*** Given records ***

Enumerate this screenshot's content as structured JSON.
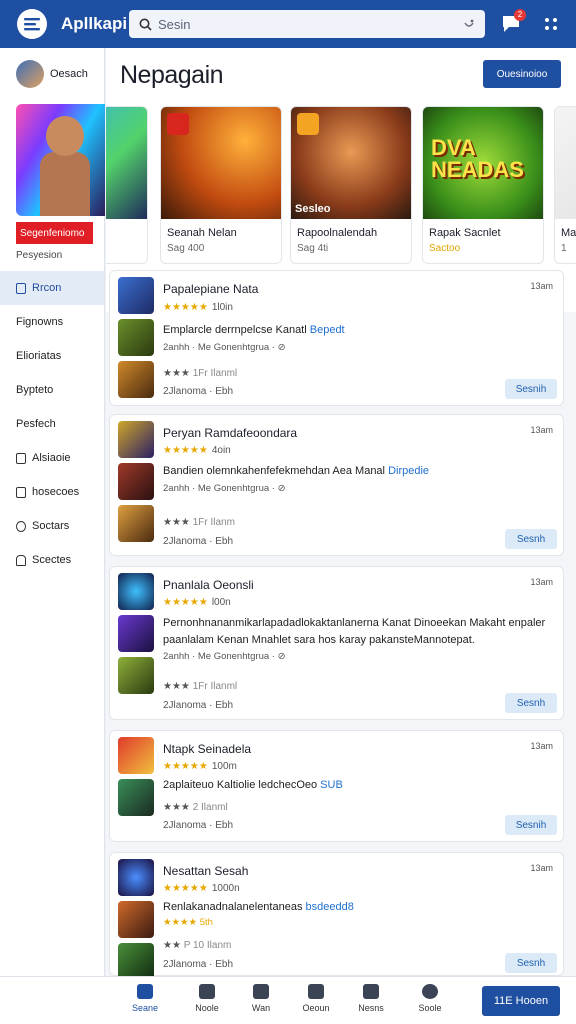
{
  "header": {
    "app_title": "Apllkapi",
    "search_placeholder": "Sesin",
    "notification_count": "2"
  },
  "sidebar": {
    "user_name": "Oesach",
    "promo_button": "Segenfeniomo",
    "promo_sub": "Pesyesion",
    "items": [
      {
        "label": "Rrcon",
        "icon": "square-icon",
        "active": true
      },
      {
        "label": "Fignowns",
        "icon": "none"
      },
      {
        "label": "Elioriatas",
        "icon": "none"
      },
      {
        "label": "Bypteto",
        "icon": "none"
      },
      {
        "label": "Pesfech",
        "icon": "none"
      },
      {
        "label": "Alsiaoie",
        "icon": "clipboard-icon"
      },
      {
        "label": "hosecoes",
        "icon": "document-icon"
      },
      {
        "label": "Soctars",
        "icon": "gear-icon"
      },
      {
        "label": "Scectes",
        "icon": "home-icon"
      }
    ]
  },
  "main": {
    "page_title": "Nepagain",
    "header_button": "Ouesinoioo",
    "carousel": [
      {
        "title": "Seanah Nelan",
        "sub": "Sag 400"
      },
      {
        "title": "Rapoolnalendah",
        "sub": "Sag 4ti",
        "overlay": "Sesleo"
      },
      {
        "title": "Rapak Sacnlet",
        "sub": "Sactoo",
        "big_label": "DVA NEADAS"
      },
      {
        "title": "Ma",
        "sub": "1"
      }
    ],
    "list": [
      {
        "title": "Papalepiane Nata",
        "time": "13am",
        "stars": "★★★★★",
        "stars_meta": "1l0in",
        "desc": "Emplarcle derrnpelcse Kanatl",
        "desc_link": "Bepedt",
        "sub": "2anhh · Me  Gonenhtgrua  ·  ⊘",
        "rate2_stars": "★★★",
        "rate2_meta": "1Fr Ilanml",
        "foot": "2Jlanoma  ·  Ebh",
        "action": "Sesnih"
      },
      {
        "title": "Peryan Ramdafeoondara",
        "time": "13am",
        "stars": "★★★★★",
        "stars_meta": "4oin",
        "desc": "Bandien olemnkahenfefekmehdan Aea Manal",
        "desc_link": "Dirpedie",
        "sub": "2anhh · Me  Gonenhtgrua  ·  ⊘",
        "rate2_stars": "★★★",
        "rate2_meta": "1Fr Ilanm",
        "foot": "2Jlanoma  ·  Ebh",
        "action": "Sesnh"
      },
      {
        "title": "Pnanlala Oeonsli",
        "time": "13am",
        "stars": "★★★★★",
        "stars_meta": "l00n",
        "desc": "Pernonhnananmikarlapadadlokaktanlanerna Kanat Dinoeekan Makaht enpaler paanlalam Kenan Mnahlet sara hos karay pakansteMannotepat.",
        "desc_link": "",
        "sub": "2anhh · Me  Gonenhtgrua  ·  ⊘",
        "rate2_stars": "★★★",
        "rate2_meta": "1Fr Ilanml",
        "foot": "2Jlanoma  ·  Ebh",
        "action": "Sesnh"
      },
      {
        "title": "Ntapk Seinadela",
        "time": "13am",
        "stars": "★★★★★",
        "stars_meta": "100m",
        "desc": "2aplaiteuo Kaltiolie ledchecOeo",
        "desc_link": "SUB",
        "sub": "",
        "rate2_stars": "★★★",
        "rate2_meta": "2 Ilanml",
        "foot": "2Jlanoma  ·  Ebh",
        "action": "Sesnih"
      },
      {
        "title": "Nesattan Sesah",
        "time": "13am",
        "stars": "★★★★★",
        "stars_meta": "1000n",
        "desc": "Renlakanadnalanelentaneas",
        "desc_link": "bsdeedd8",
        "sub": "★★★★ 5th",
        "rate2_stars": "★★",
        "rate2_meta": "P 10 Ilanm",
        "foot": "2Jlanoma  ·  Ebh",
        "action": "Sesnh"
      }
    ]
  },
  "bottom_nav": {
    "items": [
      "Seane",
      "Noole",
      "Wan",
      "Oeoun",
      "Nesns",
      "Soole"
    ],
    "cta": "11E Hooen"
  },
  "colors": {
    "primary": "#1f4fa0",
    "danger": "#e01e25",
    "star": "#e8a800",
    "link": "#1f6fd0"
  }
}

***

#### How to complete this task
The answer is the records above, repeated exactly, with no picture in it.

#### Answer box
Enumerate this screenshot's content as structured JSON.
{
  "header": {
    "app_title": "Apllkapi",
    "search_placeholder": "Sesin",
    "notification_count": "2"
  },
  "sidebar": {
    "user_name": "Oesach",
    "promo_button": "Segenfeniomo",
    "promo_sub": "Pesyesion",
    "items": [
      {
        "label": "Rrcon",
        "icon": "square-icon",
        "active": true
      },
      {
        "label": "Fignowns",
        "icon": "none"
      },
      {
        "label": "Elioriatas",
        "icon": "none"
      },
      {
        "label": "Bypteto",
        "icon": "none"
      },
      {
        "label": "Pesfech",
        "icon": "none"
      },
      {
        "label": "Alsiaoie",
        "icon": "clipboard-icon"
      },
      {
        "label": "hosecoes",
        "icon": "document-icon"
      },
      {
        "label": "Soctars",
        "icon": "gear-icon"
      },
      {
        "label": "Scectes",
        "icon": "home-icon"
      }
    ]
  },
  "main": {
    "page_title": "Nepagain",
    "header_button": "Ouesinoioo",
    "carousel": [
      {
        "title": "Seanah Nelan",
        "sub": "Sag 400"
      },
      {
        "title": "Rapoolnalendah",
        "sub": "Sag 4ti",
        "overlay": "Sesleo"
      },
      {
        "title": "Rapak Sacnlet",
        "sub": "Sactoo",
        "big_label": "DVA NEADAS"
      },
      {
        "title": "Ma",
        "sub": "1"
      }
    ],
    "list": [
      {
        "title": "Papalepiane Nata",
        "time": "13am",
        "stars": "★★★★★",
        "stars_meta": "1l0in",
        "desc": "Emplarcle derrnpelcse Kanatl",
        "desc_link": "Bepedt",
        "sub": "2anhh · Me  Gonenhtgrua  ·  ⊘",
        "rate2_stars": "★★★",
        "rate2_meta": "1Fr Ilanml",
        "foot": "2Jlanoma  ·  Ebh",
        "action": "Sesnih"
      },
      {
        "title": "Peryan Ramdafeoondara",
        "time": "13am",
        "stars": "★★★★★",
        "stars_meta": "4oin",
        "desc": "Bandien olemnkahenfefekmehdan Aea Manal",
        "desc_link": "Dirpedie",
        "sub": "2anhh · Me  Gonenhtgrua  ·  ⊘",
        "rate2_stars": "★★★",
        "rate2_meta": "1Fr Ilanm",
        "foot": "2Jlanoma  ·  Ebh",
        "action": "Sesnh"
      },
      {
        "title": "Pnanlala Oeonsli",
        "time": "13am",
        "stars": "★★★★★",
        "stars_meta": "l00n",
        "desc": "Pernonhnananmikarlapadadlokaktanlanerna Kanat Dinoeekan Makaht enpaler paanlalam Kenan Mnahlet sara hos karay pakansteMannotepat.",
        "desc_link": "",
        "sub": "2anhh · Me  Gonenhtgrua  ·  ⊘",
        "rate2_stars": "★★★",
        "rate2_meta": "1Fr Ilanml",
        "foot": "2Jlanoma  ·  Ebh",
        "action": "Sesnh"
      },
      {
        "title": "Ntapk Seinadela",
        "time": "13am",
        "stars": "★★★★★",
        "stars_meta": "100m",
        "desc": "2aplaiteuo Kaltiolie ledchecOeo",
        "desc_link": "SUB",
        "sub": "",
        "rate2_stars": "★★★",
        "rate2_meta": "2 Ilanml",
        "foot": "2Jlanoma  ·  Ebh",
        "action": "Sesnih"
      },
      {
        "title": "Nesattan Sesah",
        "time": "13am",
        "stars": "★★★★★",
        "stars_meta": "1000n",
        "desc": "Renlakanadnalanelentaneas",
        "desc_link": "bsdeedd8",
        "sub": "★★★★ 5th",
        "rate2_stars": "★★",
        "rate2_meta": "P 10 Ilanm",
        "foot": "2Jlanoma  ·  Ebh",
        "action": "Sesnh"
      }
    ]
  },
  "bottom_nav": {
    "items": [
      "Seane",
      "Noole",
      "Wan",
      "Oeoun",
      "Nesns",
      "Soole"
    ],
    "cta": "11E Hooen"
  },
  "colors": {
    "primary": "#1f4fa0",
    "danger": "#e01e25",
    "star": "#e8a800",
    "link": "#1f6fd0"
  }
}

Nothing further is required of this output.